Print all the records exactly as they stand.

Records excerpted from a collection
★ ★ ★ ★ ★

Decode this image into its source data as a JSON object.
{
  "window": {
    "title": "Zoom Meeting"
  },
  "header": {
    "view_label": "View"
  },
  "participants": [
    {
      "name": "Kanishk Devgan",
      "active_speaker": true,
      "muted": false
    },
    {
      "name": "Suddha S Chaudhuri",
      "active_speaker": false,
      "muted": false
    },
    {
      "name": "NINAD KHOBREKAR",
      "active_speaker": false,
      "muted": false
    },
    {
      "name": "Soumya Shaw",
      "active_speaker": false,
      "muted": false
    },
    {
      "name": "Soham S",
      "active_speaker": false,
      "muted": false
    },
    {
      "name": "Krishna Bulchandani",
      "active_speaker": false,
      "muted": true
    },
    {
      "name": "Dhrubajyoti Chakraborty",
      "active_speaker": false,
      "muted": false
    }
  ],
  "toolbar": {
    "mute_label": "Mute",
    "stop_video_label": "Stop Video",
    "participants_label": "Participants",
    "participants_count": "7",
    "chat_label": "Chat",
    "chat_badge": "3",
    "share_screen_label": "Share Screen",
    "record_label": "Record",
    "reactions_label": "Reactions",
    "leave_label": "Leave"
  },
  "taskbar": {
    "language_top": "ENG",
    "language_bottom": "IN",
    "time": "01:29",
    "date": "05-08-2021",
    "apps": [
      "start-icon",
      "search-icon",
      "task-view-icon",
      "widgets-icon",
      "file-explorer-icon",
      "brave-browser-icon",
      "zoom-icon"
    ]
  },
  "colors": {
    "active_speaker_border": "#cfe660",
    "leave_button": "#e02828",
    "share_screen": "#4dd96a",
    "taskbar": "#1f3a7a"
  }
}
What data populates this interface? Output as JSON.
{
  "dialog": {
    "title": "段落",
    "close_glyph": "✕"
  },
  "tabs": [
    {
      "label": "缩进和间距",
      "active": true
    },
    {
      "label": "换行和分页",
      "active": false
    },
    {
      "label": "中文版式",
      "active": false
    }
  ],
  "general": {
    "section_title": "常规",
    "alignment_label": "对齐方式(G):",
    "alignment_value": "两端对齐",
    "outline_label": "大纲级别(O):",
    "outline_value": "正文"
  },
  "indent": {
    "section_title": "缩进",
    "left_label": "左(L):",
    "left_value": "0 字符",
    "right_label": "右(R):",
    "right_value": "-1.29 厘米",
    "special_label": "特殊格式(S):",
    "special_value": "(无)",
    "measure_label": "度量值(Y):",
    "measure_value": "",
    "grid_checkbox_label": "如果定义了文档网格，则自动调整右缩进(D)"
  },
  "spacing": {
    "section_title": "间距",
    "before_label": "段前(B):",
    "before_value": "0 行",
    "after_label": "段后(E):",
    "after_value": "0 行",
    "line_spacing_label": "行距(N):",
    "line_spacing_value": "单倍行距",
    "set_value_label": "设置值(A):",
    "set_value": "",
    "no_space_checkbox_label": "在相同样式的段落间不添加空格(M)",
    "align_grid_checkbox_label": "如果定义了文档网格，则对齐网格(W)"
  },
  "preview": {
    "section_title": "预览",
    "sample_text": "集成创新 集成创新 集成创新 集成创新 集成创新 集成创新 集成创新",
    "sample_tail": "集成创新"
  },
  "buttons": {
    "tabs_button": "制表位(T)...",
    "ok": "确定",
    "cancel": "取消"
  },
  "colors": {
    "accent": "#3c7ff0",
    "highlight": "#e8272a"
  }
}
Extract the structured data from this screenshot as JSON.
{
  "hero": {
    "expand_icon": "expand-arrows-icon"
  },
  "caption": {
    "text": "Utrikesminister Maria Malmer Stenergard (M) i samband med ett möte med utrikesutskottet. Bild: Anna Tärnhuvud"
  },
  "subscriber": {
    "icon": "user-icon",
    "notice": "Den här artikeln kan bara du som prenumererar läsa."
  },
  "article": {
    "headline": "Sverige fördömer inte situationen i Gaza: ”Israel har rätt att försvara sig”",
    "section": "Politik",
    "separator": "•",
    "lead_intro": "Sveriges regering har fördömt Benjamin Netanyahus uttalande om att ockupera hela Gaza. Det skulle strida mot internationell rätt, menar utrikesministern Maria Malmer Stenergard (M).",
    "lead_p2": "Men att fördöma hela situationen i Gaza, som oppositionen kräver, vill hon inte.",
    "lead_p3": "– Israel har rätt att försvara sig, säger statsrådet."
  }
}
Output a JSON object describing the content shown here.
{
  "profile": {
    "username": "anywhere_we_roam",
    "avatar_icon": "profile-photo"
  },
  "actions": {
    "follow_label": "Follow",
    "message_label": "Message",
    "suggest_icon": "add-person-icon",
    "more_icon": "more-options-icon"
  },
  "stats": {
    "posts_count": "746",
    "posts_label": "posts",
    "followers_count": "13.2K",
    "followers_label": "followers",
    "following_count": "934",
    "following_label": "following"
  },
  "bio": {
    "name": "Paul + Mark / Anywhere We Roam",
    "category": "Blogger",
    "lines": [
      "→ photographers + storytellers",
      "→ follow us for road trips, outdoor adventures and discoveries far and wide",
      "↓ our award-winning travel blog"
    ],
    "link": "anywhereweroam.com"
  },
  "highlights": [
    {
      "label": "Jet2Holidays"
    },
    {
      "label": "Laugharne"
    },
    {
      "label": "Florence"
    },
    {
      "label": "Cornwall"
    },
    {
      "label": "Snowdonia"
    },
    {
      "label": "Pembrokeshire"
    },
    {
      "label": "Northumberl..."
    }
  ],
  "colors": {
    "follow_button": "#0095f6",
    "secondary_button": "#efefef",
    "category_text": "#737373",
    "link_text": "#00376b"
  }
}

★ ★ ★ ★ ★

■ **OUTPUT BELOW**
Decode this image into its source data as a JSON object.
{
  "window": {
    "title": "Zoom Meeting"
  },
  "header": {
    "view_label": "View"
  },
  "participants": [
    {
      "name": "Kanishk Devgan",
      "active_speaker": true,
      "muted": false
    },
    {
      "name": "Suddha S Chaudhuri",
      "active_speaker": false,
      "muted": false
    },
    {
      "name": "NINAD KHOBREKAR",
      "active_speaker": false,
      "muted": false
    },
    {
      "name": "Soumya Shaw",
      "active_speaker": false,
      "muted": false
    },
    {
      "name": "Soham S",
      "active_speaker": false,
      "muted": false
    },
    {
      "name": "Krishna Bulchandani",
      "active_speaker": false,
      "muted": true
    },
    {
      "name": "Dhrubajyoti Chakraborty",
      "active_speaker": false,
      "muted": false
    }
  ],
  "toolbar": {
    "mute_label": "Mute",
    "stop_video_label": "Stop Video",
    "participants_label": "Participants",
    "participants_count": "7",
    "chat_label": "Chat",
    "chat_badge": "3",
    "share_screen_label": "Share Screen",
    "record_label": "Record",
    "reactions_label": "Reactions",
    "leave_label": "Leave"
  },
  "taskbar": {
    "language_top": "ENG",
    "language_bottom": "IN",
    "time": "01:29",
    "date": "05-08-2021",
    "apps": [
      "start-icon",
      "search-icon",
      "task-view-icon",
      "widgets-icon",
      "file-explorer-icon",
      "brave-browser-icon",
      "zoom-icon"
    ]
  },
  "colors": {
    "active_speaker_border": "#cfe660",
    "leave_button": "#e02828",
    "share_screen": "#4dd96a",
    "taskbar": "#1f3a7a"
  }
}
What data populates this interface? Output as JSON.
{
  "dialog": {
    "title": "段落",
    "close_glyph": "✕"
  },
  "tabs": [
    {
      "label": "缩进和间距",
      "active": true
    },
    {
      "label": "换行和分页",
      "active": false
    },
    {
      "label": "中文版式",
      "active": false
    }
  ],
  "general": {
    "section_title": "常规",
    "alignment_label": "对齐方式(G):",
    "alignment_value": "两端对齐",
    "outline_label": "大纲级别(O):",
    "outline_value": "正文"
  },
  "indent": {
    "section_title": "缩进",
    "left_label": "左(L):",
    "left_value": "0 字符",
    "right_label": "右(R):",
    "right_value": "-1.29 厘米",
    "special_label": "特殊格式(S):",
    "special_value": "(无)",
    "measure_label": "度量值(Y):",
    "measure_value": "",
    "grid_checkbox_label": "如果定义了文档网格，则自动调整右缩进(D)"
  },
  "spacing": {
    "section_title": "间距",
    "before_label": "段前(B):",
    "before_value": "0 行",
    "after_label": "段后(E):",
    "after_value": "0 行",
    "line_spacing_label": "行距(N):",
    "line_spacing_value": "单倍行距",
    "set_value_label": "设置值(A):",
    "set_value": "",
    "no_space_checkbox_label": "在相同样式的段落间不添加空格(M)",
    "align_grid_checkbox_label": "如果定义了文档网格，则对齐网格(W)"
  },
  "preview": {
    "section_title": "预览",
    "sample_text": "集成创新 集成创新 集成创新 集成创新 集成创新 集成创新 集成创新",
    "sample_tail": "集成创新"
  },
  "buttons": {
    "tabs_button": "制表位(T)...",
    "ok": "确定",
    "cancel": "取消"
  },
  "colors": {
    "accent": "#3c7ff0",
    "highlight": "#e8272a"
  }
}
Extract the structured data from this screenshot as JSON.
{
  "hero": {
    "expand_icon": "expand-arrows-icon"
  },
  "caption": {
    "text": "Utrikesminister Maria Malmer Stenergard (M) i samband med ett möte med utrikesutskottet. Bild: Anna Tärnhuvud"
  },
  "subscriber": {
    "icon": "user-icon",
    "notice": "Den här artikeln kan bara du som prenumererar läsa."
  },
  "article": {
    "headline": "Sverige fördömer inte situationen i Gaza: ”Israel har rätt att försvara sig”",
    "section": "Politik",
    "separator": "•",
    "lead_intro": "Sveriges regering har fördömt Benjamin Netanyahus uttalande om att ockupera hela Gaza. Det skulle strida mot internationell rätt, menar utrikesministern Maria Malmer Stenergard (M).",
    "lead_p2": "Men att fördöma hela situationen i Gaza, som oppositionen kräver, vill hon inte.",
    "lead_p3": "– Israel har rätt att försvara sig, säger statsrådet."
  }
}
Output a JSON object describing the content shown here.
{
  "profile": {
    "username": "anywhere_we_roam",
    "avatar_icon": "profile-photo"
  },
  "actions": {
    "follow_label": "Follow",
    "message_label": "Message",
    "suggest_icon": "add-person-icon",
    "more_icon": "more-options-icon"
  },
  "stats": {
    "posts_count": "746",
    "posts_label": "posts",
    "followers_count": "13.2K",
    "followers_label": "followers",
    "following_count": "934",
    "following_label": "following"
  },
  "bio": {
    "name": "Paul + Mark / Anywhere We Roam",
    "category": "Blogger",
    "lines": [
      "→ photographers + storytellers",
      "→ follow us for road trips, outdoor adventures and discoveries far and wide",
      "↓ our award-winning travel blog"
    ],
    "link": "anywhereweroam.com"
  },
  "highlights": [
    {
      "label": "Jet2Holidays"
    },
    {
      "label": "Laugharne"
    },
    {
      "label": "Florence"
    },
    {
      "label": "Cornwall"
    },
    {
      "label": "Snowdonia"
    },
    {
      "label": "Pembrokeshire"
    },
    {
      "label": "Northumberl..."
    }
  ],
  "colors": {
    "follow_button": "#0095f6",
    "secondary_button": "#efefef",
    "category_text": "#737373",
    "link_text": "#00376b"
  }
}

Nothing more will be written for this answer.